┌─ MATERIAL TO PROCESS

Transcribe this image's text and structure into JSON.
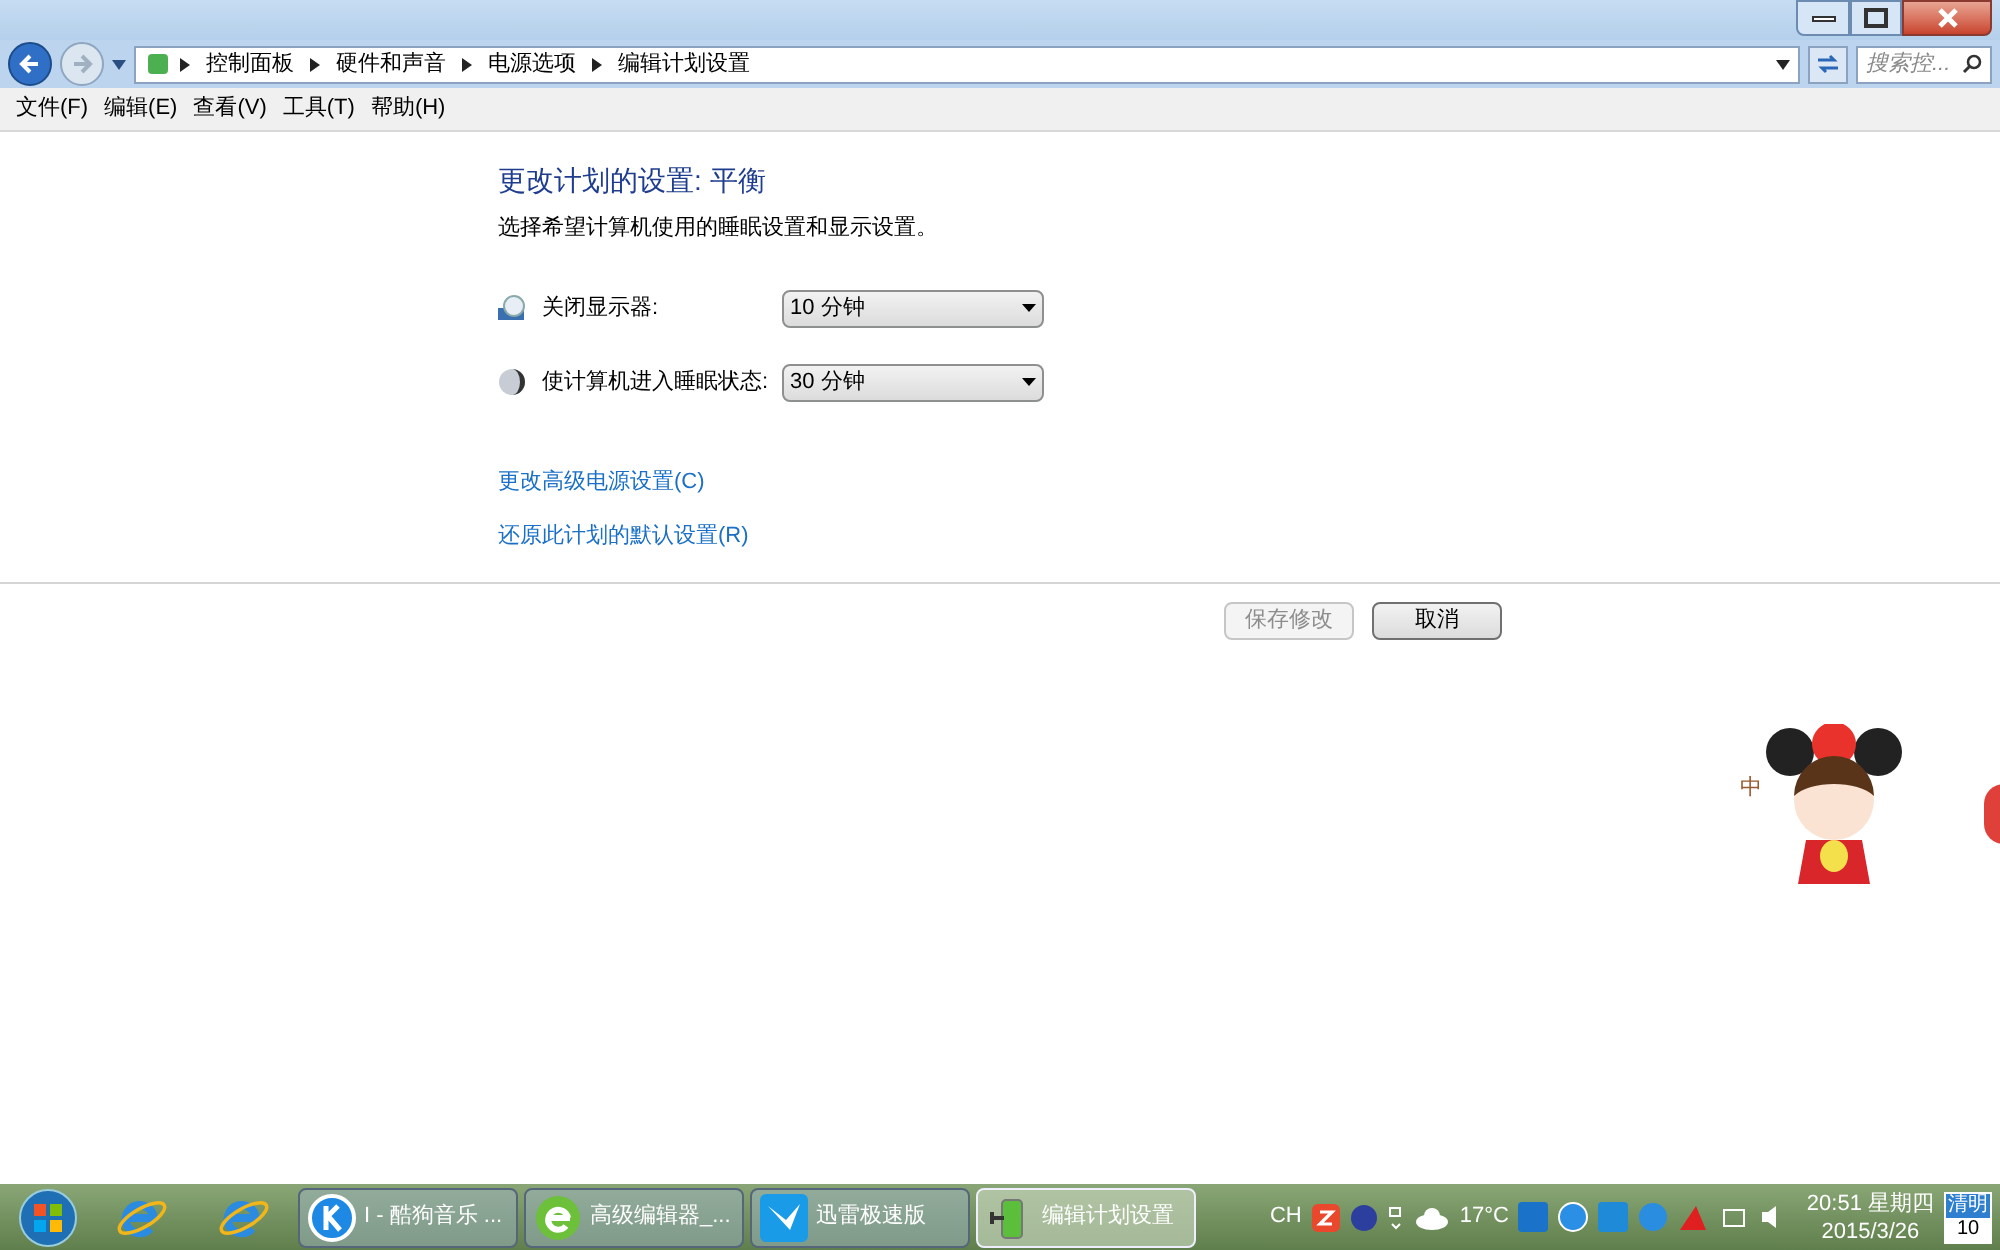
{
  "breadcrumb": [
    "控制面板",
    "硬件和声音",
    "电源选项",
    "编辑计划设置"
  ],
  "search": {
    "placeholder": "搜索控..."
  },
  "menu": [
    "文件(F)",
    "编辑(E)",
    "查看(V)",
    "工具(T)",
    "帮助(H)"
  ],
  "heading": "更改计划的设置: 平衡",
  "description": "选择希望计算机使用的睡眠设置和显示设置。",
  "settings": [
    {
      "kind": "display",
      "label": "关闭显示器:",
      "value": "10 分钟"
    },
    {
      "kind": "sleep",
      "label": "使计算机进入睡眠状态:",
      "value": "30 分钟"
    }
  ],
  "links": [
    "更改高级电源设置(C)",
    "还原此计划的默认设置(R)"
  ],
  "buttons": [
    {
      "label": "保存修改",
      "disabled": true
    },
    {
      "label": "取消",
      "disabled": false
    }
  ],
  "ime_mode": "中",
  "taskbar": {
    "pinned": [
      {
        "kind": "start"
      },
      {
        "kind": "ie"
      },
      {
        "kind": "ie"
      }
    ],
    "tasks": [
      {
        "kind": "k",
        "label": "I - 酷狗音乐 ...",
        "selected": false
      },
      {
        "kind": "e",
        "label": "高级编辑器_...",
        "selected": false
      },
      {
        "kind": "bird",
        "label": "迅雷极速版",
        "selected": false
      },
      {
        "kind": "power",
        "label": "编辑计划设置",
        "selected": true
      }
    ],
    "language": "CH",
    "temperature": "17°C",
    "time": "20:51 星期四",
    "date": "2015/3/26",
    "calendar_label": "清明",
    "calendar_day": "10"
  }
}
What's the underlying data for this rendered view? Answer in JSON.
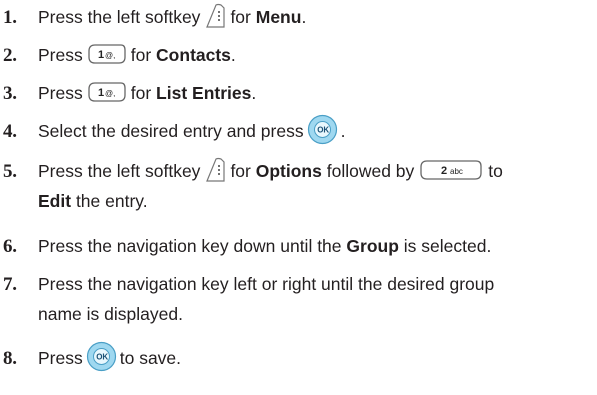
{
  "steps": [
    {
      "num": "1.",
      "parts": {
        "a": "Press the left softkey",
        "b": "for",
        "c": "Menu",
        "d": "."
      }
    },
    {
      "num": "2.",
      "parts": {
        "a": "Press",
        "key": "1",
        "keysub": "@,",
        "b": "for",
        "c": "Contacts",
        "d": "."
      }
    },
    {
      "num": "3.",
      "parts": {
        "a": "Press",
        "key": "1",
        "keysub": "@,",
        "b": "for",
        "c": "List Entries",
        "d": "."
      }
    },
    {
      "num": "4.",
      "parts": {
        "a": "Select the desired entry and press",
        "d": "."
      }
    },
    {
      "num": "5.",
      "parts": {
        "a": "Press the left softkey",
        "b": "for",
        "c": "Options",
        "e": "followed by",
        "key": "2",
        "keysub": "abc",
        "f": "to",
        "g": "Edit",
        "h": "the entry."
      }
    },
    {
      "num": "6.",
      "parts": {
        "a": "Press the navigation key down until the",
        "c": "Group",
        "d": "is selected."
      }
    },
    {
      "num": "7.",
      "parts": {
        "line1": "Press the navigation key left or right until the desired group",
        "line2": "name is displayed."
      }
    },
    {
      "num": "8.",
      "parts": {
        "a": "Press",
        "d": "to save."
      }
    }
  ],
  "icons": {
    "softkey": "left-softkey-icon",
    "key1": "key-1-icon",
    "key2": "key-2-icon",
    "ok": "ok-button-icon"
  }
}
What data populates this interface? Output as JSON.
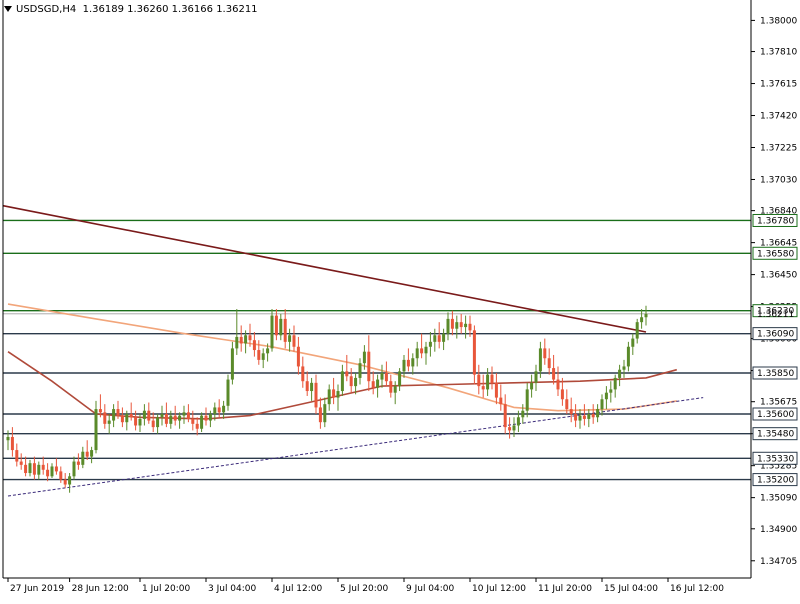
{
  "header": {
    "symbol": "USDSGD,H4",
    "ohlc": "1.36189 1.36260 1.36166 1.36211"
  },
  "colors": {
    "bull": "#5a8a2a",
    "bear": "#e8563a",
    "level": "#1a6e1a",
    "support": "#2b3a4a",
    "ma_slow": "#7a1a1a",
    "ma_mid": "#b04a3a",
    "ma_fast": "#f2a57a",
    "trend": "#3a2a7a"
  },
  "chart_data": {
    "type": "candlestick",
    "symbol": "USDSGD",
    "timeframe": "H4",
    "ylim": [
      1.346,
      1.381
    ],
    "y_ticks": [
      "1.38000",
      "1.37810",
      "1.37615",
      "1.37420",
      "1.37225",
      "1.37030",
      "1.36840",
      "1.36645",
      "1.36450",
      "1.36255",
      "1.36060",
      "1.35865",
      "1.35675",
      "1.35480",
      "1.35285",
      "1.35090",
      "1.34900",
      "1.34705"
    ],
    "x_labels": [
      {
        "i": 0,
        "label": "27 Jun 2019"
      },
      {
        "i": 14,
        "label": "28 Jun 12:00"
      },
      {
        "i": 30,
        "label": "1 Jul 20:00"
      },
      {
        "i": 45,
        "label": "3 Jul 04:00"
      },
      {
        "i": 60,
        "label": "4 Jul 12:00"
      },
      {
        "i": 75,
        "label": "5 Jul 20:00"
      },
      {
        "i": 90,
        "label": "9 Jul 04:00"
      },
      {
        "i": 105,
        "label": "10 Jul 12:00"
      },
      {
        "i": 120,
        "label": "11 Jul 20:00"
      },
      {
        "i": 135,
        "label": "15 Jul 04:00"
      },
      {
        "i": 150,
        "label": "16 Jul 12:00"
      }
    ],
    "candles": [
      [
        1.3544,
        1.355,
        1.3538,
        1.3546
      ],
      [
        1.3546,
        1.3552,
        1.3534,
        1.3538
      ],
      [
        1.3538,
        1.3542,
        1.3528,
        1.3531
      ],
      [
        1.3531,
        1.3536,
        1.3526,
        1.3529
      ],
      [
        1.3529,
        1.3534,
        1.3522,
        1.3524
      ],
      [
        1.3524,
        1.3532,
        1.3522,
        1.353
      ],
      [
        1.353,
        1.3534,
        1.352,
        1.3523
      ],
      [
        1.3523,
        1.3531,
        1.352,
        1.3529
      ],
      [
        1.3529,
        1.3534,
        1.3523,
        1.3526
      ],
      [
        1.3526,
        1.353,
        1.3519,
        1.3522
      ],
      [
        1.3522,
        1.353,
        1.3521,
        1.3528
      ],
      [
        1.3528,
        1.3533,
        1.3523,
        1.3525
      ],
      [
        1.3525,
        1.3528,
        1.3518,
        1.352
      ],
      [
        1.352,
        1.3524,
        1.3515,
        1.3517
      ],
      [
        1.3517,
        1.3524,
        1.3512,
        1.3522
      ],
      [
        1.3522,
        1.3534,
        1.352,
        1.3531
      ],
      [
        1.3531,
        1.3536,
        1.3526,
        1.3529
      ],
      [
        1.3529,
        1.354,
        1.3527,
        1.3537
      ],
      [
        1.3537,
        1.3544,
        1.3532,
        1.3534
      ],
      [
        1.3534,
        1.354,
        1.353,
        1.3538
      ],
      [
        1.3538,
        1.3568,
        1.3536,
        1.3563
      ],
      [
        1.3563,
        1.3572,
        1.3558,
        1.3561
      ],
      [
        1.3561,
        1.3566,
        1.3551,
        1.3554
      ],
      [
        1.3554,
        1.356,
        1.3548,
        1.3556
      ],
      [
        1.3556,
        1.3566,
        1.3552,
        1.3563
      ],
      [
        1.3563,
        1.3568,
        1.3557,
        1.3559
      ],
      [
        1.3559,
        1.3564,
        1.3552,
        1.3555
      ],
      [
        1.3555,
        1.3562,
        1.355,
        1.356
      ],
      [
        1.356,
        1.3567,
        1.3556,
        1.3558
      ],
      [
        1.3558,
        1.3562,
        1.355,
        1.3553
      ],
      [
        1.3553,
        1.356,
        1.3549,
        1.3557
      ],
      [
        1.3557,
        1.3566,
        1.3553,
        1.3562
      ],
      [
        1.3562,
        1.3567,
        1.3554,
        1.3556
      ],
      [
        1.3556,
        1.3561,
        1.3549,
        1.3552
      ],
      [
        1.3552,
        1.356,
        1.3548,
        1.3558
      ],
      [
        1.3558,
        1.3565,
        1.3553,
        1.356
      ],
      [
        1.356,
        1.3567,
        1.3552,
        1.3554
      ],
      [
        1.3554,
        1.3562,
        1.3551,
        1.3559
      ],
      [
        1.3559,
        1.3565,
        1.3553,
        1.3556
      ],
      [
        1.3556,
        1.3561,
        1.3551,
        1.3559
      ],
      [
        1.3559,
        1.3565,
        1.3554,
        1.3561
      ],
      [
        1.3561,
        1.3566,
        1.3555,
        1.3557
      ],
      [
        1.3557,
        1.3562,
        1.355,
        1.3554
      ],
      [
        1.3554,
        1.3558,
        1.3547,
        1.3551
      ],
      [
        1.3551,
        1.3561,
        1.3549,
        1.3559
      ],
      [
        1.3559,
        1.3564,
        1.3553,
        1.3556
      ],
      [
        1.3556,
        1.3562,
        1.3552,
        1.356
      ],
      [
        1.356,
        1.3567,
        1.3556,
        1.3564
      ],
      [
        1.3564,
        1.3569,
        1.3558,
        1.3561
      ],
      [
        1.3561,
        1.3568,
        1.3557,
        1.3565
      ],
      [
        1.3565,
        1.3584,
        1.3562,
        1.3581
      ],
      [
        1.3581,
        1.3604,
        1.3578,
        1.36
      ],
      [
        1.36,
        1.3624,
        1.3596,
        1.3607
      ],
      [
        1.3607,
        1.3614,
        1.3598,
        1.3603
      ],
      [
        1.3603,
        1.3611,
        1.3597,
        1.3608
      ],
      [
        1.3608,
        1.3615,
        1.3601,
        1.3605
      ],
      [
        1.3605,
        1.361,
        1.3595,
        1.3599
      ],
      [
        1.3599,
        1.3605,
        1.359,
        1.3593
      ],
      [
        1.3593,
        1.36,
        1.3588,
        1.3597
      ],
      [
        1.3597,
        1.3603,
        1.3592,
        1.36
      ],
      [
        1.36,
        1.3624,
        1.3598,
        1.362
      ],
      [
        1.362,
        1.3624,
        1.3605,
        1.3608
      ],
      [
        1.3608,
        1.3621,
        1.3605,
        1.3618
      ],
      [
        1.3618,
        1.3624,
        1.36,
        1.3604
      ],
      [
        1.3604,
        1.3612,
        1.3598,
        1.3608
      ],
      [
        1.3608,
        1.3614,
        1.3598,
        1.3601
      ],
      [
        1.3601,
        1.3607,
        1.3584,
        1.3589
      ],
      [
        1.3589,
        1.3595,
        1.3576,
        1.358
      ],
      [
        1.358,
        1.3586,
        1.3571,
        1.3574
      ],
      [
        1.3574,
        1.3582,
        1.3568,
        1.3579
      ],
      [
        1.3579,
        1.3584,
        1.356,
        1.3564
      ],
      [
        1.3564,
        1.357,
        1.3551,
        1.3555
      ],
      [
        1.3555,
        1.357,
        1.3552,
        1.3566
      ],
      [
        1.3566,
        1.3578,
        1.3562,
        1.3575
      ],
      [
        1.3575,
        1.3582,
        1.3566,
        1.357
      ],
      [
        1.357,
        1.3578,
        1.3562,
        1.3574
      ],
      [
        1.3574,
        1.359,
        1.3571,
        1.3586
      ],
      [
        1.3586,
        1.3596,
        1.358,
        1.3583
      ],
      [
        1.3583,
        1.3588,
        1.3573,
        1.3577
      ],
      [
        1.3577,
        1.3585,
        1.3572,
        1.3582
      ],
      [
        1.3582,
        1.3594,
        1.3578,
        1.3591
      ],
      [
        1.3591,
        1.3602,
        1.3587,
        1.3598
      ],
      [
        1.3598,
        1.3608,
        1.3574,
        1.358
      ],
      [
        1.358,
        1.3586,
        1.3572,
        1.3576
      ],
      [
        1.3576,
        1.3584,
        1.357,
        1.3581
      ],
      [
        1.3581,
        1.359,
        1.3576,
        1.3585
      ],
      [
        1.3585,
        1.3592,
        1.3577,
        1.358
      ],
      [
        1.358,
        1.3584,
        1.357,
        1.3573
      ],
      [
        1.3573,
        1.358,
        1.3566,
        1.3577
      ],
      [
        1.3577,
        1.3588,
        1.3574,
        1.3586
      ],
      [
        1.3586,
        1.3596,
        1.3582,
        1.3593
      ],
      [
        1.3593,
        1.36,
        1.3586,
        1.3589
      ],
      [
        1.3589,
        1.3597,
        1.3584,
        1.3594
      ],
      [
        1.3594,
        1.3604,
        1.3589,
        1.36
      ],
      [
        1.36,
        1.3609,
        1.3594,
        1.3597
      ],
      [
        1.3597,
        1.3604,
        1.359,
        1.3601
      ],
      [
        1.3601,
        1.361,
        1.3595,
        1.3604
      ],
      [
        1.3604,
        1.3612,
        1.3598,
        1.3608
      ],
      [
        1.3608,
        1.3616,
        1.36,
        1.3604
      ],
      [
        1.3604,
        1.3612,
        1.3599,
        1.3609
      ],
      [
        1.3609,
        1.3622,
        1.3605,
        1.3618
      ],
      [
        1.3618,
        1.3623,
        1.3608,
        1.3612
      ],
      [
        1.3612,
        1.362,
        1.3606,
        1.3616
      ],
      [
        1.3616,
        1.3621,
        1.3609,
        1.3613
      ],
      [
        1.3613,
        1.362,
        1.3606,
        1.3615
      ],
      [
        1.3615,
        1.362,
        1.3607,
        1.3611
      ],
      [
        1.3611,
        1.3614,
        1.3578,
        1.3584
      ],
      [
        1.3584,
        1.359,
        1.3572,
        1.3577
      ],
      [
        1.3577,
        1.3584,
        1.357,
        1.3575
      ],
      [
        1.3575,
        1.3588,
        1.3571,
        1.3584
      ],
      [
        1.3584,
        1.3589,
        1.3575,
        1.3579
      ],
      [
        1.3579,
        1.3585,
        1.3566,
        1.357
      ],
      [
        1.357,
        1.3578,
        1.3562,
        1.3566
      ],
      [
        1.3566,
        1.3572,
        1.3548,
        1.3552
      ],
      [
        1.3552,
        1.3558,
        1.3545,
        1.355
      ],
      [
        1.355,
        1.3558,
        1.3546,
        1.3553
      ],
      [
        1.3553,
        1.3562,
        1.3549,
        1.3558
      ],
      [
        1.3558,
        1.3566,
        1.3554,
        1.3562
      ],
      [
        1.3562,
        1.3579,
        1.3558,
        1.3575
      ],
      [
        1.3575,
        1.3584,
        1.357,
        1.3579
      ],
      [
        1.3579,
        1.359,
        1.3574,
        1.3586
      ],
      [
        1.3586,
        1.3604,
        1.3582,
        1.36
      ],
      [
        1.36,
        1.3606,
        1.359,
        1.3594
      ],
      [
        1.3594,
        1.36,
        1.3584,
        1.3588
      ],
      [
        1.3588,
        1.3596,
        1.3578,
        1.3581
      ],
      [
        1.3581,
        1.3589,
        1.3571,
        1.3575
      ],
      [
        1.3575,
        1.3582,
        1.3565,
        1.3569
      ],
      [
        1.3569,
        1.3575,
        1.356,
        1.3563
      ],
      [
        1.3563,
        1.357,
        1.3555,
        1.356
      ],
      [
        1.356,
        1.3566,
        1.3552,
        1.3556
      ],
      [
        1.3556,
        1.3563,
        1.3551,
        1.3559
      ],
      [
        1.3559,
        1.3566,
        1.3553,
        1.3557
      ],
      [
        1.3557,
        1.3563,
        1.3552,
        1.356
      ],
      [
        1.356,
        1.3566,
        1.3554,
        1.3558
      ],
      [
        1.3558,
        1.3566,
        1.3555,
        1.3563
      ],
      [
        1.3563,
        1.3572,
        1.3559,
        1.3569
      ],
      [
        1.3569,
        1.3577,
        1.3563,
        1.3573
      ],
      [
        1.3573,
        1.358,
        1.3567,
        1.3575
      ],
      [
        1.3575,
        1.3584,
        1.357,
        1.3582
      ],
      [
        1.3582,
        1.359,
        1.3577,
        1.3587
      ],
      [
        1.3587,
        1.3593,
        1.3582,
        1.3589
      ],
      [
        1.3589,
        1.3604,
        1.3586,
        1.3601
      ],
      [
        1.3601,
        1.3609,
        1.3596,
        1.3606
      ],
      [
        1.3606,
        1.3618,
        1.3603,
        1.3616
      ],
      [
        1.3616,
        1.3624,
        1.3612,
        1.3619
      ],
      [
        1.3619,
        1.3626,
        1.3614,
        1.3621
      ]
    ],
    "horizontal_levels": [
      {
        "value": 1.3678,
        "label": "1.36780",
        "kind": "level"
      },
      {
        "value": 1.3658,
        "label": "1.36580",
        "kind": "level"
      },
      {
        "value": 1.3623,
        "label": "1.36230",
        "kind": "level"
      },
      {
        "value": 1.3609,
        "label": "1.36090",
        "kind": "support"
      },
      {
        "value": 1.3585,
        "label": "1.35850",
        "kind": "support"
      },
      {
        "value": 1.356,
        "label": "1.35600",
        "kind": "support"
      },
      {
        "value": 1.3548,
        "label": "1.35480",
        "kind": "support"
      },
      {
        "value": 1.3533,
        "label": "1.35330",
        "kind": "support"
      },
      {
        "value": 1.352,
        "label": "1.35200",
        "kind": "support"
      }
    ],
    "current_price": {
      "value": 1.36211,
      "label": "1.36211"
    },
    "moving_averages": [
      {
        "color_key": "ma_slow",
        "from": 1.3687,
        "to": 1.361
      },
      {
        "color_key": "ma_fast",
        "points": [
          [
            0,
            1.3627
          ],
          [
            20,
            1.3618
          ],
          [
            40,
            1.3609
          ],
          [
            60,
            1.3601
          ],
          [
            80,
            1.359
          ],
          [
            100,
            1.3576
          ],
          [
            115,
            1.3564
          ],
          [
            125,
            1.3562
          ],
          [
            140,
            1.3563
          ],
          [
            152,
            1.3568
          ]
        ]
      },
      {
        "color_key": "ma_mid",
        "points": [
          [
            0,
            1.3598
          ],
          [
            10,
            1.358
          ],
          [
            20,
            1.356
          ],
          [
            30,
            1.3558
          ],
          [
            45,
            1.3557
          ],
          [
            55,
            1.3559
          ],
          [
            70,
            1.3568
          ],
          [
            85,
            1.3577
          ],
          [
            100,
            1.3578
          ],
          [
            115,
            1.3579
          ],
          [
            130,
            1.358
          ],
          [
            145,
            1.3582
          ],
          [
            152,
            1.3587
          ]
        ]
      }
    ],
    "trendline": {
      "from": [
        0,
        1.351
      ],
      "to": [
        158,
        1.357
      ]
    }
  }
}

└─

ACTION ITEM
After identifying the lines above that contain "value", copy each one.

SOLUTION FOR THIS EXERCISE
      "value": "10 分钟"
      "value": "30 分钟"
        "value": 1.3678,
        "value": 1.3658,
        "value": 1.3623,
        "value": 1.3609,
        "value": 1.3585,
        "value": 1.356,
        "value": 1.3548,
        "value": 1.3533,
        "value": 1.352,
      "value": 1.36211,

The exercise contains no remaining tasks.